Published 12:00 am Saturday, November 30, 2019
If you’re struggling with the loss of a loved one, the holiday season is one of the worst times of the year for you.
Whether your grief is new or not, I know that the high expectations and elevated merriment of the weeks to come can be overwhelming, and you aren’t sure how to cope with that. I completely understand where you’re coming from, and I hope that the things I have to say next will help you in some way.
First, it’s okay to recognize the fact that the holidays will never be the same. However, in recognizing this unfortunate change, be sure to also take time to still try and enjoy yourself by figuring out what it is that you can and cannot handle.
For example, traditions is a massive part of the holiday season. If you want to keep certain traditions, do so. But if you need to let certain traditions go, do so. Or if you want to create a new tradition in honor of your loved one, do so. Whatever it is, do the things that give you a sense of joy and purpose, but get rid of the things that don’t.
Spending special time with family and friends is another one of the greatest privileges of the holiday season. It’s wonderful to create new memories that will last long after the ball drops on the new year. However, don’t plan to attend every social gathering if you aren’t up for it. Only attend the ones that really hold significance for you, and only attend them if you feel okay enough to do so. Remember that you’re not required to put aside your grief for the pleasure of others, and that you should never feel guilty if you’re not willing to do something. Do what works best for you.
And perhaps the most often thing we forget to do? Practicing self-help and seeking the help of others. The holiday season especially can put us grievers in a funk. With all the chaos that comes with this time of year, it can be extremely difficult to remember that help of any kind is important. But it absolutely is. So spend quiet time each day doing whatever helps you to re-charge, or, if you need someone to help out with a task, just ask them. Having help can provide a huge relief.
Secondly, you should know that the loss of your loved one doesn’t have to be just a negative experience. Instead, try coming up with some ideas that could be done in memoriam for them as a way to keep them alive.

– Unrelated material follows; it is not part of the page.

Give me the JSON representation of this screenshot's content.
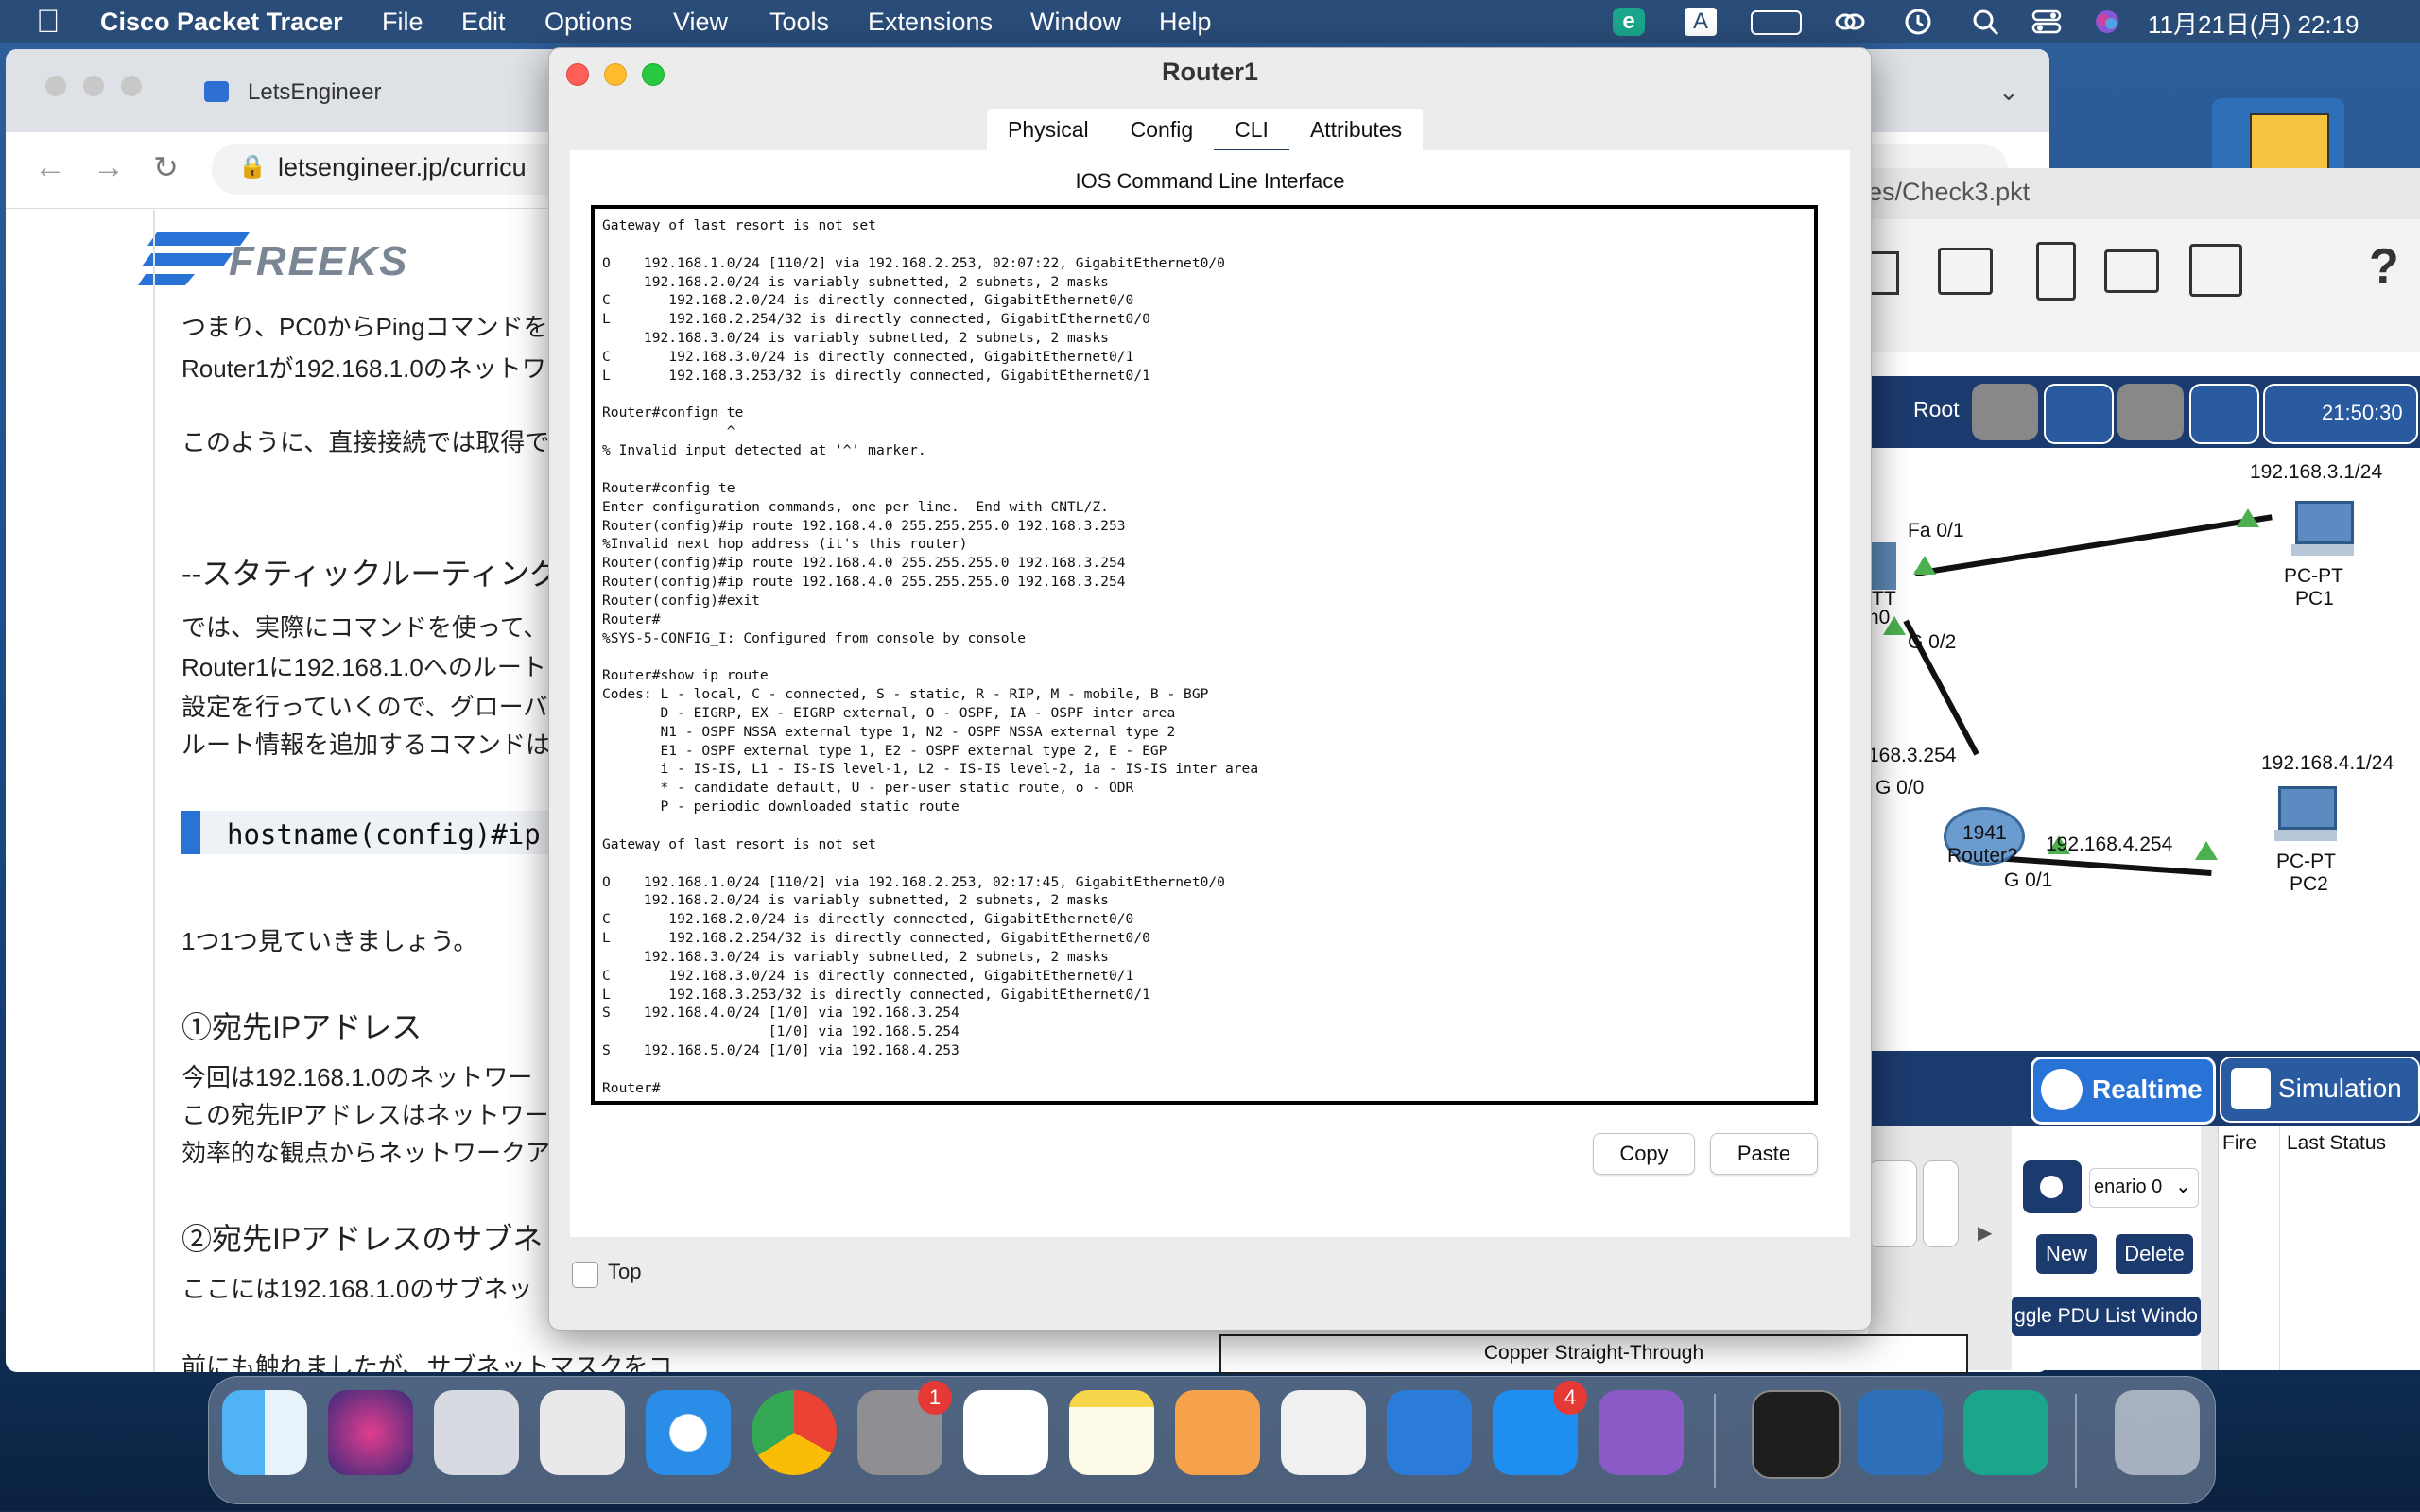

For example, you could put your creativity to good use by making a memory box filled with special items that you and your family and friends can share together when you gather. Or, you could make a decoration, such as an ornament or a wreath, in honor of your loved one. Sometimes reliving the good times or simply keeping your hands busy is enough.
If you aren’t the creative type, you could recapture your loved one’s spirit by playing their favorite holiday music, setting a place for them at the table, having a moment of silence during prayer, or buying a gift that you would have gotten them and donating it to charity. Your loved one is still with you not only through their legacy, but also through you and your actions.
Or, since you’ll most likely visit your loved one at some point, you could even bring something for them to the graveyard, such as a grave blanket, fresh poinsettias, or any other holiday item that would be meaningful. It’d probably mean the world to them, but more importantly, it’ll make you feel better, too.
Most of all, though, above anything else, you should know that it’s okay to be happy. It doesn’t mean that you miss your loved one less or that their absence is insignificant, so don’t feel guilty.
Odds are, your loved one would want nothing more than for you to be filled with joy and peace. And you deserve to be. Please believe that.
Katherine Ward lives in Salisbury. She is a freelance healthcare content writer specializing in mental health and grief.